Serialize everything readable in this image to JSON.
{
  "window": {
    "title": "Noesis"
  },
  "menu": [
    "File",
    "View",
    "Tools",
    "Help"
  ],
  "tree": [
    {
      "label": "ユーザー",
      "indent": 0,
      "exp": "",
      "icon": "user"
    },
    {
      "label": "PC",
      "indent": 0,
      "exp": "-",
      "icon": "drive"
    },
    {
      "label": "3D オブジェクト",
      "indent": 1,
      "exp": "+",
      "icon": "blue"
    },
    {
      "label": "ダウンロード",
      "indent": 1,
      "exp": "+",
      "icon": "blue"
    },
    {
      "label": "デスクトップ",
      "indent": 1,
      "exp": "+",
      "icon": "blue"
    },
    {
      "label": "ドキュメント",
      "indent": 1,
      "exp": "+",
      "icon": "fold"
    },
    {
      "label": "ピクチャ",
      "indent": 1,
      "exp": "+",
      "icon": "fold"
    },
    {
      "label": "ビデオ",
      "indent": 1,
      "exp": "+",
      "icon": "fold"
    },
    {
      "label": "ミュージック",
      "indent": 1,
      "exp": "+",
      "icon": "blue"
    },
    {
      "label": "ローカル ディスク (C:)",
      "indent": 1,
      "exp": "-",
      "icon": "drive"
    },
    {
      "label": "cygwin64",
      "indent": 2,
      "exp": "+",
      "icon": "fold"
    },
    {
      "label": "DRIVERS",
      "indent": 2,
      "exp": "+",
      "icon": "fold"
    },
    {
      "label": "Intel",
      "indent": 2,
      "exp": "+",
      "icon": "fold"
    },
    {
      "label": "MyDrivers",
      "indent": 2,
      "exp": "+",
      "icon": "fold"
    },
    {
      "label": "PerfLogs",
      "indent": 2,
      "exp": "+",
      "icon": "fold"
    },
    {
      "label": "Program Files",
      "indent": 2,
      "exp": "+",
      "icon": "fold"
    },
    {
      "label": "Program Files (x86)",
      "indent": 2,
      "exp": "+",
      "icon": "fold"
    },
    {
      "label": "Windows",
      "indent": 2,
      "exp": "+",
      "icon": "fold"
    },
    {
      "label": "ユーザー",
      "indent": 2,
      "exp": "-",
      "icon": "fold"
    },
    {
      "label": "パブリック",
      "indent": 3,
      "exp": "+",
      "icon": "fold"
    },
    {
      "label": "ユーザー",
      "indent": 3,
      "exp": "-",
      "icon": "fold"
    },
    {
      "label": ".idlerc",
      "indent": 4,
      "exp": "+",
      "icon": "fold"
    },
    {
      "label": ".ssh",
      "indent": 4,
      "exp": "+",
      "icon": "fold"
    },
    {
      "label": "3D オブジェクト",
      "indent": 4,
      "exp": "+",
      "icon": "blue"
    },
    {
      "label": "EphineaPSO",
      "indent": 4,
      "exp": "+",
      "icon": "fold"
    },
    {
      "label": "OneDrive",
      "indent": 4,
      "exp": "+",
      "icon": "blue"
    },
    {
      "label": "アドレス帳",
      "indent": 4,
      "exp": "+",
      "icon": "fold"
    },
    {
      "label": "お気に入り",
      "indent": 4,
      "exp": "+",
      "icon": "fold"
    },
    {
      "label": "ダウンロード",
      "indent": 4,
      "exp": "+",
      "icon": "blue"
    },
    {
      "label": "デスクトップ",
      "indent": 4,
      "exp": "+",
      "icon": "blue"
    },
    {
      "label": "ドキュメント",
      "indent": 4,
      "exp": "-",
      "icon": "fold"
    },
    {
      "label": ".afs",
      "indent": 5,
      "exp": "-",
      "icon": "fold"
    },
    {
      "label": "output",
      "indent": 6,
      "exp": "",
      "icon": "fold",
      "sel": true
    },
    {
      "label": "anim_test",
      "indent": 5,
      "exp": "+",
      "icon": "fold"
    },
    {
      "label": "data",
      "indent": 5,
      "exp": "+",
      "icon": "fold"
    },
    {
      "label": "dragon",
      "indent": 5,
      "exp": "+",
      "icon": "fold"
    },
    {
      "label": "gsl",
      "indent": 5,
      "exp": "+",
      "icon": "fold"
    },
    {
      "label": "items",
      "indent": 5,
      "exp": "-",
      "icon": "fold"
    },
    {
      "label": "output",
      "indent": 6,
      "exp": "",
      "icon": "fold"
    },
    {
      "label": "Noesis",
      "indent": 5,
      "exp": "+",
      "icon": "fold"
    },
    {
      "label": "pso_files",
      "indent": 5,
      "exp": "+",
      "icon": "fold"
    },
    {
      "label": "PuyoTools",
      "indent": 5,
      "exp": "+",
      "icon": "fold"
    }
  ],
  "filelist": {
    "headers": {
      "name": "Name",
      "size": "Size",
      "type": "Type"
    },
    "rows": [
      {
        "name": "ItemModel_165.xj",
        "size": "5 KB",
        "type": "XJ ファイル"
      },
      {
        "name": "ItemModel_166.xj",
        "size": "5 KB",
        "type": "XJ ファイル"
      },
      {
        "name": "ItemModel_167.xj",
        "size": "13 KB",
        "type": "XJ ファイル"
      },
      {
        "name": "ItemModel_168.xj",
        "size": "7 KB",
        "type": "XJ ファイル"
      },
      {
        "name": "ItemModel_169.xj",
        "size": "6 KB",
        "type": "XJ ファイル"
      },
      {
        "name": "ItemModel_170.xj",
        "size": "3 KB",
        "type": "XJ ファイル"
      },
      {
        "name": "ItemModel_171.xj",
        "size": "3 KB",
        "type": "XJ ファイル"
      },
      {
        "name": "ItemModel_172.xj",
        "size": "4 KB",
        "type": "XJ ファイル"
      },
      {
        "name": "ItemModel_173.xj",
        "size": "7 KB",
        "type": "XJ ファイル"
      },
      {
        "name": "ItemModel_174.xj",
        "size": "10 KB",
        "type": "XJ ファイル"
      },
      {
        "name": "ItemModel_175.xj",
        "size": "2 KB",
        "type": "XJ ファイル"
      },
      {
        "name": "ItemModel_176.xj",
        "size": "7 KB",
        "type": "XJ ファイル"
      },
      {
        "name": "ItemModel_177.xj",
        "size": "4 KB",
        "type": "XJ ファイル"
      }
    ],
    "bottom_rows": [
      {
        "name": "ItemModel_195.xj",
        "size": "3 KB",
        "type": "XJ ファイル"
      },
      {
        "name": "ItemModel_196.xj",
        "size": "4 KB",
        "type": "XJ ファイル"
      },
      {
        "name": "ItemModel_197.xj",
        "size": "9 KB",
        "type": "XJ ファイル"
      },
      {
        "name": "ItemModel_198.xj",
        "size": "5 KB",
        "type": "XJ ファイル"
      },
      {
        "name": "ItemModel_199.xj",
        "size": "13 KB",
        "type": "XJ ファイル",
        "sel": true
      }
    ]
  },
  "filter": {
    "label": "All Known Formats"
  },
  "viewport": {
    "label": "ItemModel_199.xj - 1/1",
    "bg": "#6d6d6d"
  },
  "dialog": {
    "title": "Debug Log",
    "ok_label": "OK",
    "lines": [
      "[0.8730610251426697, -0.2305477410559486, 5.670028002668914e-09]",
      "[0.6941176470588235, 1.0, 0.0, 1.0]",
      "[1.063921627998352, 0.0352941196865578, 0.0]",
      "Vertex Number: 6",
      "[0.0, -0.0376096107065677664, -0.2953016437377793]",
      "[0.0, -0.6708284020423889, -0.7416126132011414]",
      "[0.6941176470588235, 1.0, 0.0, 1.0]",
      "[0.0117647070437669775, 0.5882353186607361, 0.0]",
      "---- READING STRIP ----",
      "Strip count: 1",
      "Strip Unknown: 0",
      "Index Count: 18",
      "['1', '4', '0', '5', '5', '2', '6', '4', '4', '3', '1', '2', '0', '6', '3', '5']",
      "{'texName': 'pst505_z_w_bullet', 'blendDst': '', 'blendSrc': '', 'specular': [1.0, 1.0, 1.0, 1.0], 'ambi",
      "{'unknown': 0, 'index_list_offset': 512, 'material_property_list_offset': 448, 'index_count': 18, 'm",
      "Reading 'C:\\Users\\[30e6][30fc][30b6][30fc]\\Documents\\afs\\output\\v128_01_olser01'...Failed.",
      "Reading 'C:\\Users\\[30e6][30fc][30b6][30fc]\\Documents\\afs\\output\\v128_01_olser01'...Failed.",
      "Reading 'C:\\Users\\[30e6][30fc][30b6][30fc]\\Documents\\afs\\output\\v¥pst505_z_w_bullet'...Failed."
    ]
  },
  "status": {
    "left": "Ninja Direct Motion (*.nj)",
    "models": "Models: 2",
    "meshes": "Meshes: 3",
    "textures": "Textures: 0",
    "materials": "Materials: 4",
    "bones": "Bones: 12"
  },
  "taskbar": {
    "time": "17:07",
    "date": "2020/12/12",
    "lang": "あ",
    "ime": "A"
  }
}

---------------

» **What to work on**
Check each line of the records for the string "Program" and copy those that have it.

» **Task output**
      "label": "Program Files",
      "label": "Program Files (x86)",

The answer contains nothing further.